## PROVIDED ENTRIES

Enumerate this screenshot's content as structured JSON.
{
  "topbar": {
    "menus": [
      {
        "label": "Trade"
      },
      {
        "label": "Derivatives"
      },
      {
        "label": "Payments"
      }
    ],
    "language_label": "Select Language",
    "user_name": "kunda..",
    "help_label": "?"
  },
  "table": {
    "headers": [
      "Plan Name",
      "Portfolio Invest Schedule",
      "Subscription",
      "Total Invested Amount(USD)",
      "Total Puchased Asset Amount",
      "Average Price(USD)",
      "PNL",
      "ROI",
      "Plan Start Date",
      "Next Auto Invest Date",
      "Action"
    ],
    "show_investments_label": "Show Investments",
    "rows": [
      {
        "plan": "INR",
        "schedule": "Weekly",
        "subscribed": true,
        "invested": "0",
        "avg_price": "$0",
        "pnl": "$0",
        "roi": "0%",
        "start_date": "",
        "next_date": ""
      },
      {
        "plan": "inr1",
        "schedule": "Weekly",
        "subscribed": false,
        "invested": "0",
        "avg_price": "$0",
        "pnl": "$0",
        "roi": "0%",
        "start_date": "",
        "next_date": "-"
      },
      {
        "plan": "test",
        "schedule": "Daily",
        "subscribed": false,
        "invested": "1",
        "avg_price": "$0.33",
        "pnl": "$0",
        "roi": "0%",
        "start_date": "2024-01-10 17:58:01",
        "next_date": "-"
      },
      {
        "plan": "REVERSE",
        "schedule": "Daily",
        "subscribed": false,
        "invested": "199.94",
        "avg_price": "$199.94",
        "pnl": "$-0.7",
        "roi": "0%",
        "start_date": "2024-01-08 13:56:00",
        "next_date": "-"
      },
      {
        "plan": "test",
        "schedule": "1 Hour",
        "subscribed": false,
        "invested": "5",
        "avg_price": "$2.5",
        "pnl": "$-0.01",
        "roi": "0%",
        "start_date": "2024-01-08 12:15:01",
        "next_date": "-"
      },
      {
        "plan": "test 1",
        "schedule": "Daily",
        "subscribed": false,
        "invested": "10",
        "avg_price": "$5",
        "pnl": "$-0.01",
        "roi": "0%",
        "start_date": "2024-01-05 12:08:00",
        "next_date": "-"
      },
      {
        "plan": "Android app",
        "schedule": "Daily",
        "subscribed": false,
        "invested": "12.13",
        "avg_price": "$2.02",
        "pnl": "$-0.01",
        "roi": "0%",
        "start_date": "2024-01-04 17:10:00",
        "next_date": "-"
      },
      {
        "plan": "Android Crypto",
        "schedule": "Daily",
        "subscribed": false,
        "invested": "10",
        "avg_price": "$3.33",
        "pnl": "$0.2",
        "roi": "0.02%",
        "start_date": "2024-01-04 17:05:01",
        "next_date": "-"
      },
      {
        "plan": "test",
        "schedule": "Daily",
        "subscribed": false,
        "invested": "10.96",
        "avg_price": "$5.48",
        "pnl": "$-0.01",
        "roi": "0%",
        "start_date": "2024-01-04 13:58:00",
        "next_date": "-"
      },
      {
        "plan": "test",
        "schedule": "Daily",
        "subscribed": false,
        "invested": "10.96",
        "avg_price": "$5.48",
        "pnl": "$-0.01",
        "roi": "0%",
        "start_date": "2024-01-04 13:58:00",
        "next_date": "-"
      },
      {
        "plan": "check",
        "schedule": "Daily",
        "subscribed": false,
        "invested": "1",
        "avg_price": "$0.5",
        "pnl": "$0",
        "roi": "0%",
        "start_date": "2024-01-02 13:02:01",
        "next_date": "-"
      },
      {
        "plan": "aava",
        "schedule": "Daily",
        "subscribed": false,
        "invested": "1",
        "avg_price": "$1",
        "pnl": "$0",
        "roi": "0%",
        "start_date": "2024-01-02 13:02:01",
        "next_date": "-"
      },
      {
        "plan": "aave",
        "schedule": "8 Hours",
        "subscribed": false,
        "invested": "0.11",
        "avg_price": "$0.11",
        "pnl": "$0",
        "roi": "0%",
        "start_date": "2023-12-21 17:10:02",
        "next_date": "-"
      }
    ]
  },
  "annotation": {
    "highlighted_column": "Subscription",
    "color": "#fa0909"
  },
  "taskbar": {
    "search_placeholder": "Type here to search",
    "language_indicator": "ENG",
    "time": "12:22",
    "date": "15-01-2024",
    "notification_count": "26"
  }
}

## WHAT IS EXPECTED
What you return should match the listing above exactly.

## TASK RESPONSE
Enumerate this screenshot's content as structured JSON.
{
  "topbar": {
    "menus": [
      {
        "label": "Trade"
      },
      {
        "label": "Derivatives"
      },
      {
        "label": "Payments"
      }
    ],
    "language_label": "Select Language",
    "user_name": "kunda..",
    "help_label": "?"
  },
  "table": {
    "headers": [
      "Plan Name",
      "Portfolio Invest Schedule",
      "Subscription",
      "Total Invested Amount(USD)",
      "Total Puchased Asset Amount",
      "Average Price(USD)",
      "PNL",
      "ROI",
      "Plan Start Date",
      "Next Auto Invest Date",
      "Action"
    ],
    "show_investments_label": "Show Investments",
    "rows": [
      {
        "plan": "INR",
        "schedule": "Weekly",
        "subscribed": true,
        "invested": "0",
        "avg_price": "$0",
        "pnl": "$0",
        "roi": "0%",
        "start_date": "",
        "next_date": ""
      },
      {
        "plan": "inr1",
        "schedule": "Weekly",
        "subscribed": false,
        "invested": "0",
        "avg_price": "$0",
        "pnl": "$0",
        "roi": "0%",
        "start_date": "",
        "next_date": "-"
      },
      {
        "plan": "test",
        "schedule": "Daily",
        "subscribed": false,
        "invested": "1",
        "avg_price": "$0.33",
        "pnl": "$0",
        "roi": "0%",
        "start_date": "2024-01-10 17:58:01",
        "next_date": "-"
      },
      {
        "plan": "REVERSE",
        "schedule": "Daily",
        "subscribed": false,
        "invested": "199.94",
        "avg_price": "$199.94",
        "pnl": "$-0.7",
        "roi": "0%",
        "start_date": "2024-01-08 13:56:00",
        "next_date": "-"
      },
      {
        "plan": "test",
        "schedule": "1 Hour",
        "subscribed": false,
        "invested": "5",
        "avg_price": "$2.5",
        "pnl": "$-0.01",
        "roi": "0%",
        "start_date": "2024-01-08 12:15:01",
        "next_date": "-"
      },
      {
        "plan": "test 1",
        "schedule": "Daily",
        "subscribed": false,
        "invested": "10",
        "avg_price": "$5",
        "pnl": "$-0.01",
        "roi": "0%",
        "start_date": "2024-01-05 12:08:00",
        "next_date": "-"
      },
      {
        "plan": "Android app",
        "schedule": "Daily",
        "subscribed": false,
        "invested": "12.13",
        "avg_price": "$2.02",
        "pnl": "$-0.01",
        "roi": "0%",
        "start_date": "2024-01-04 17:10:00",
        "next_date": "-"
      },
      {
        "plan": "Android Crypto",
        "schedule": "Daily",
        "subscribed": false,
        "invested": "10",
        "avg_price": "$3.33",
        "pnl": "$0.2",
        "roi": "0.02%",
        "start_date": "2024-01-04 17:05:01",
        "next_date": "-"
      },
      {
        "plan": "test",
        "schedule": "Daily",
        "subscribed": false,
        "invested": "10.96",
        "avg_price": "$5.48",
        "pnl": "$-0.01",
        "roi": "0%",
        "start_date": "2024-01-04 13:58:00",
        "next_date": "-"
      },
      {
        "plan": "test",
        "schedule": "Daily",
        "subscribed": false,
        "invested": "10.96",
        "avg_price": "$5.48",
        "pnl": "$-0.01",
        "roi": "0%",
        "start_date": "2024-01-04 13:58:00",
        "next_date": "-"
      },
      {
        "plan": "check",
        "schedule": "Daily",
        "subscribed": false,
        "invested": "1",
        "avg_price": "$0.5",
        "pnl": "$0",
        "roi": "0%",
        "start_date": "2024-01-02 13:02:01",
        "next_date": "-"
      },
      {
        "plan": "aava",
        "schedule": "Daily",
        "subscribed": false,
        "invested": "1",
        "avg_price": "$1",
        "pnl": "$0",
        "roi": "0%",
        "start_date": "2024-01-02 13:02:01",
        "next_date": "-"
      },
      {
        "plan": "aave",
        "schedule": "8 Hours",
        "subscribed": false,
        "invested": "0.11",
        "avg_price": "$0.11",
        "pnl": "$0",
        "roi": "0%",
        "start_date": "2023-12-21 17:10:02",
        "next_date": "-"
      }
    ]
  },
  "annotation": {
    "highlighted_column": "Subscription",
    "color": "#fa0909"
  },
  "taskbar": {
    "search_placeholder": "Type here to search",
    "language_indicator": "ENG",
    "time": "12:22",
    "date": "15-01-2024",
    "notification_count": "26"
  }
}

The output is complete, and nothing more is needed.